#### Required action:
Write out the full listing exactly as given, minus the images.

* * *

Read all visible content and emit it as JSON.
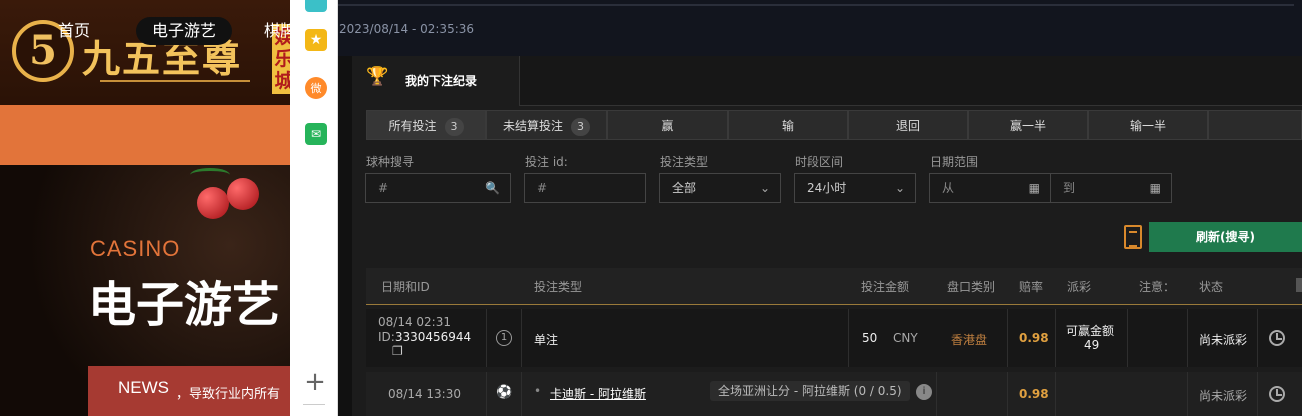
{
  "site": {
    "logo_mark": "5",
    "logo_text": "九五至尊",
    "logo_tag": "娱乐城",
    "nav": {
      "home": "首页",
      "egames": "电子游艺",
      "chess": "棋牌"
    },
    "hero": {
      "casino": "CASINO",
      "title": "电子游艺"
    },
    "news": {
      "label": "NEWS",
      "text": "，导致行业内所有"
    }
  },
  "toolbar": {
    "star": "★",
    "weibo": "微",
    "mail": "✉",
    "plus": "+"
  },
  "app": {
    "timestamp": "2023/08/14 - 02:35:36",
    "title": "我的下注纪录",
    "tabs": [
      {
        "label": "所有投注",
        "count": "3"
      },
      {
        "label": "未结算投注",
        "count": "3"
      },
      {
        "label": "赢"
      },
      {
        "label": "输"
      },
      {
        "label": "退回"
      },
      {
        "label": "赢一半"
      },
      {
        "label": "输一半"
      }
    ],
    "filters": {
      "sport_label": "球种搜寻",
      "sport_placeholder": "#",
      "betid_label": "投注 id:",
      "betid_placeholder": "#",
      "bettype_label": "投注类型",
      "bettype_value": "全部",
      "period_label": "时段区间",
      "period_value": "24小时",
      "date_label": "日期范围",
      "date_from": "从",
      "date_to": "到"
    },
    "refresh_label": "刷新(搜寻)",
    "columns": [
      "日期和ID",
      "投注类型",
      "投注金额",
      "盘口类别",
      "赔率",
      "派彩",
      "注意：",
      "状态"
    ],
    "rows": [
      {
        "date": "08/14 02:31",
        "id_prefix": "ID:",
        "id": "3330456944",
        "count": "1",
        "type": "单注",
        "amount": "50",
        "currency": "CNY",
        "market": "香港盘",
        "odds": "0.98",
        "payout_label": "可赢金额",
        "payout_value": "49",
        "status": "尚未派彩"
      },
      {
        "date": "08/14 13:30",
        "match": "卡迪斯 - 阿拉维斯",
        "selection": "全场亚洲让分 - 阿拉维斯 (0 / 0.5)",
        "odds": "0.98",
        "status": "尚未派彩"
      }
    ]
  }
}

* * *

#### Response area:
Read all visible content and emit it as JSON.
{
  "site": {
    "logo_mark": "5",
    "logo_text": "九五至尊",
    "logo_tag": "娱乐城",
    "nav": {
      "home": "首页",
      "egames": "电子游艺",
      "chess": "棋牌"
    },
    "hero": {
      "casino": "CASINO",
      "title": "电子游艺"
    },
    "news": {
      "label": "NEWS",
      "text": "，导致行业内所有"
    }
  },
  "toolbar": {
    "star": "★",
    "weibo": "微",
    "mail": "✉",
    "plus": "+"
  },
  "app": {
    "timestamp": "2023/08/14 - 02:35:36",
    "title": "我的下注纪录",
    "tabs": [
      {
        "label": "所有投注",
        "count": "3"
      },
      {
        "label": "未结算投注",
        "count": "3"
      },
      {
        "label": "赢"
      },
      {
        "label": "输"
      },
      {
        "label": "退回"
      },
      {
        "label": "赢一半"
      },
      {
        "label": "输一半"
      }
    ],
    "filters": {
      "sport_label": "球种搜寻",
      "sport_placeholder": "#",
      "betid_label": "投注 id:",
      "betid_placeholder": "#",
      "bettype_label": "投注类型",
      "bettype_value": "全部",
      "period_label": "时段区间",
      "period_value": "24小时",
      "date_label": "日期范围",
      "date_from": "从",
      "date_to": "到"
    },
    "refresh_label": "刷新(搜寻)",
    "columns": [
      "日期和ID",
      "投注类型",
      "投注金额",
      "盘口类别",
      "赔率",
      "派彩",
      "注意：",
      "状态"
    ],
    "rows": [
      {
        "date": "08/14 02:31",
        "id_prefix": "ID:",
        "id": "3330456944",
        "count": "1",
        "type": "单注",
        "amount": "50",
        "currency": "CNY",
        "market": "香港盘",
        "odds": "0.98",
        "payout_label": "可赢金额",
        "payout_value": "49",
        "status": "尚未派彩"
      },
      {
        "date": "08/14 13:30",
        "match": "卡迪斯 - 阿拉维斯",
        "selection": "全场亚洲让分 - 阿拉维斯 (0 / 0.5)",
        "odds": "0.98",
        "status": "尚未派彩"
      }
    ]
  }
}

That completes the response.